• Exercise instructions: Restate the records below word for word, and omit the images they hold.

• Study material:
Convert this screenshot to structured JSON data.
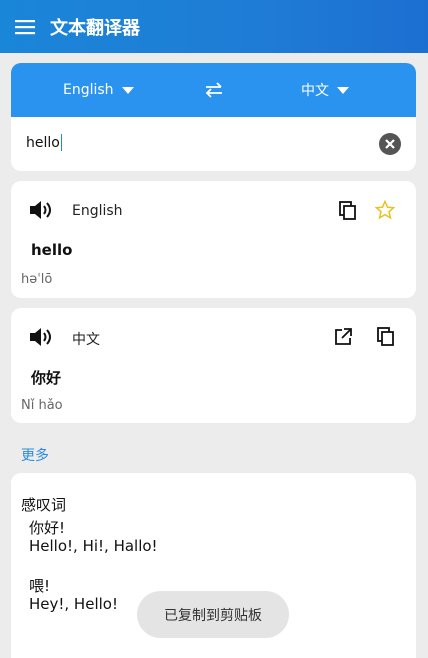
{
  "app": {
    "title": "文本翻译器"
  },
  "language_bar": {
    "source": "English",
    "target": "中文"
  },
  "input": {
    "value": "hello"
  },
  "source_card": {
    "language": "English",
    "word": "hello",
    "phonetic": "həˈlō"
  },
  "target_card": {
    "language": "中文",
    "word": "你好",
    "phonetic": "Nǐ hǎo"
  },
  "more_label": "更多",
  "dictionary": {
    "part_of_speech": "感叹词",
    "entries": [
      {
        "word": "你好!",
        "translations": "Hello!, Hi!, Hallo!"
      },
      {
        "word": "喂!",
        "translations": "Hey!, Hello!"
      }
    ]
  },
  "toast": "已复制到剪贴板",
  "colors": {
    "app_bar": "#1f7cd6",
    "language_bar": "#2a93f0",
    "link": "#2a8be0",
    "star": "#e8c21e"
  },
  "icons": [
    "menu-icon",
    "caret-down-icon",
    "swap-icon",
    "clear-icon",
    "speaker-icon",
    "copy-icon",
    "star-icon",
    "open-external-icon"
  ]
}
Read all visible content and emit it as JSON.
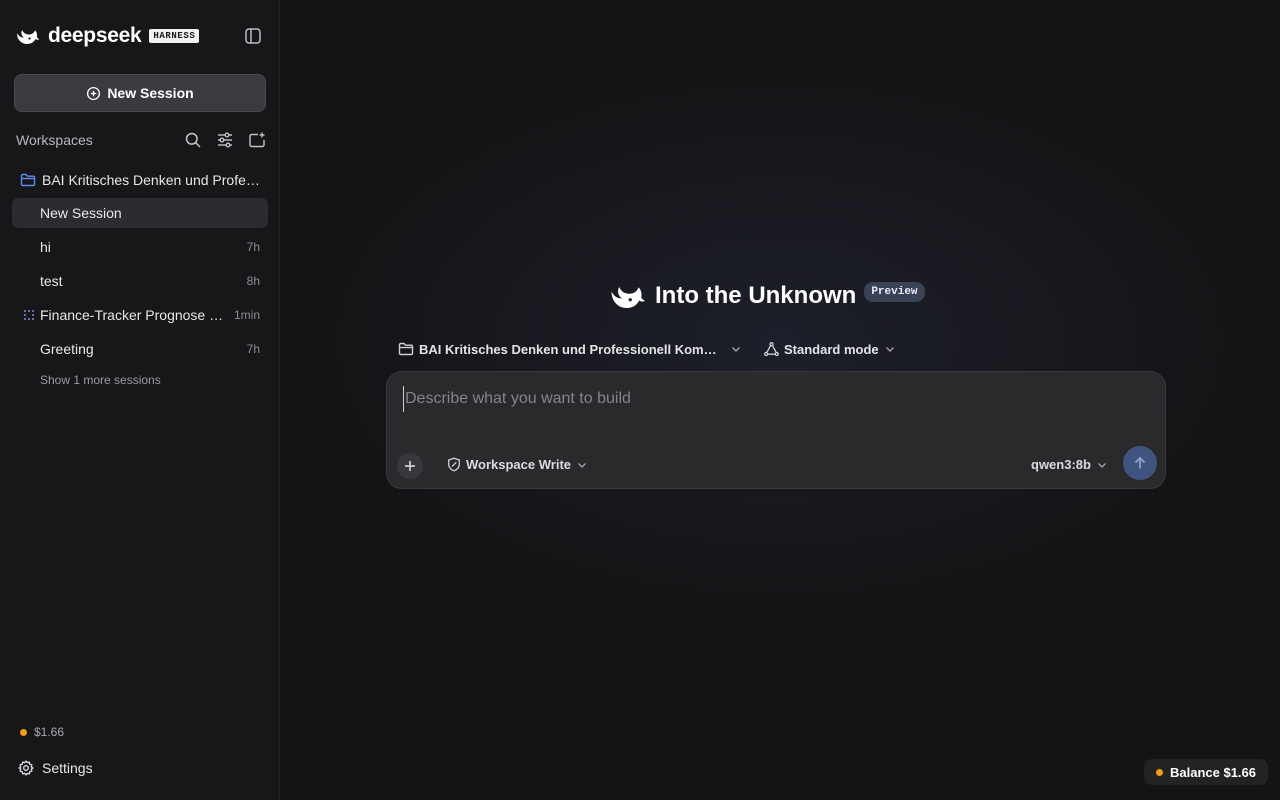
{
  "brand": {
    "name": "deepseek",
    "badge": "HARNESS"
  },
  "sidebar": {
    "new_session_label": "New Session",
    "workspaces_title": "Workspaces",
    "workspace": {
      "label": "BAI Kritisches Denken und Professionell Kommunizieren"
    },
    "sessions": [
      {
        "title": "New Session",
        "time": "",
        "active": true
      },
      {
        "title": "hi",
        "time": "7h"
      },
      {
        "title": "test",
        "time": "8h"
      },
      {
        "title": "Finance-Tracker Prognose erstellen",
        "time": "1min",
        "running": true
      },
      {
        "title": "Greeting",
        "time": "7h"
      }
    ],
    "more_sessions": "Show 1 more sessions",
    "balance": "$1.66",
    "settings_label": "Settings"
  },
  "main": {
    "hero_title": "Into the Unknown",
    "preview_badge": "Preview",
    "workspace_selector": "BAI Kritisches Denken und Professionell Kommunizieren",
    "mode_selector": "Standard mode",
    "composer": {
      "placeholder": "Describe what you want to build",
      "value": "",
      "permission": "Workspace Write",
      "model": "qwen3:8b"
    },
    "balance_pill": "Balance $1.66"
  },
  "colors": {
    "accent_send": "#3f5580",
    "balance_dot": "#f59e0b",
    "workspace_folder": "#5b8def",
    "preview_badge_bg": "#3a4256"
  },
  "icons": {
    "brand": "whale-logo-icon",
    "sidebar_toggle": "sidebar-toggle-icon",
    "new_session": "plus-circle-icon",
    "search": "search-icon",
    "filter": "sliders-icon",
    "new_folder": "folder-plus-icon",
    "workspace": "folder-icon",
    "running": "spinner-icon",
    "settings": "gear-icon",
    "mode": "triangle-cycle-icon",
    "permission": "shield-pen-icon",
    "attach": "plus-icon",
    "send": "arrow-up-icon"
  }
}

• Written response:
Convert this screenshot to structured JSON data.
{
  "app": {
    "title": "文本翻译器"
  },
  "language_bar": {
    "source": "English",
    "target": "中文"
  },
  "input": {
    "value": "hello"
  },
  "source_card": {
    "language": "English",
    "word": "hello",
    "phonetic": "həˈlō"
  },
  "target_card": {
    "language": "中文",
    "word": "你好",
    "phonetic": "Nǐ hǎo"
  },
  "more_label": "更多",
  "dictionary": {
    "part_of_speech": "感叹词",
    "entries": [
      {
        "word": "你好!",
        "translations": "Hello!, Hi!, Hallo!"
      },
      {
        "word": "喂!",
        "translations": "Hey!, Hello!"
      }
    ]
  },
  "toast": "已复制到剪贴板",
  "colors": {
    "app_bar": "#1f7cd6",
    "language_bar": "#2a93f0",
    "link": "#2a8be0",
    "star": "#e8c21e"
  },
  "icons": [
    "menu-icon",
    "caret-down-icon",
    "swap-icon",
    "clear-icon",
    "speaker-icon",
    "copy-icon",
    "star-icon",
    "open-external-icon"
  ]
}
Read all visible content and emit it as JSON.
{
  "brand": {
    "name": "deepseek",
    "badge": "HARNESS"
  },
  "sidebar": {
    "new_session_label": "New Session",
    "workspaces_title": "Workspaces",
    "workspace": {
      "label": "BAI Kritisches Denken und Professionell Kommunizieren"
    },
    "sessions": [
      {
        "title": "New Session",
        "time": "",
        "active": true
      },
      {
        "title": "hi",
        "time": "7h"
      },
      {
        "title": "test",
        "time": "8h"
      },
      {
        "title": "Finance-Tracker Prognose erstellen",
        "time": "1min",
        "running": true
      },
      {
        "title": "Greeting",
        "time": "7h"
      }
    ],
    "more_sessions": "Show 1 more sessions",
    "balance": "$1.66",
    "settings_label": "Settings"
  },
  "main": {
    "hero_title": "Into the Unknown",
    "preview_badge": "Preview",
    "workspace_selector": "BAI Kritisches Denken und Professionell Kommunizieren",
    "mode_selector": "Standard mode",
    "composer": {
      "placeholder": "Describe what you want to build",
      "value": "",
      "permission": "Workspace Write",
      "model": "qwen3:8b"
    },
    "balance_pill": "Balance $1.66"
  },
  "colors": {
    "accent_send": "#3f5580",
    "balance_dot": "#f59e0b",
    "workspace_folder": "#5b8def",
    "preview_badge_bg": "#3a4256"
  },
  "icons": {
    "brand": "whale-logo-icon",
    "sidebar_toggle": "sidebar-toggle-icon",
    "new_session": "plus-circle-icon",
    "search": "search-icon",
    "filter": "sliders-icon",
    "new_folder": "folder-plus-icon",
    "workspace": "folder-icon",
    "running": "spinner-icon",
    "settings": "gear-icon",
    "mode": "triangle-cycle-icon",
    "permission": "shield-pen-icon",
    "attach": "plus-icon",
    "send": "arrow-up-icon"
  }
}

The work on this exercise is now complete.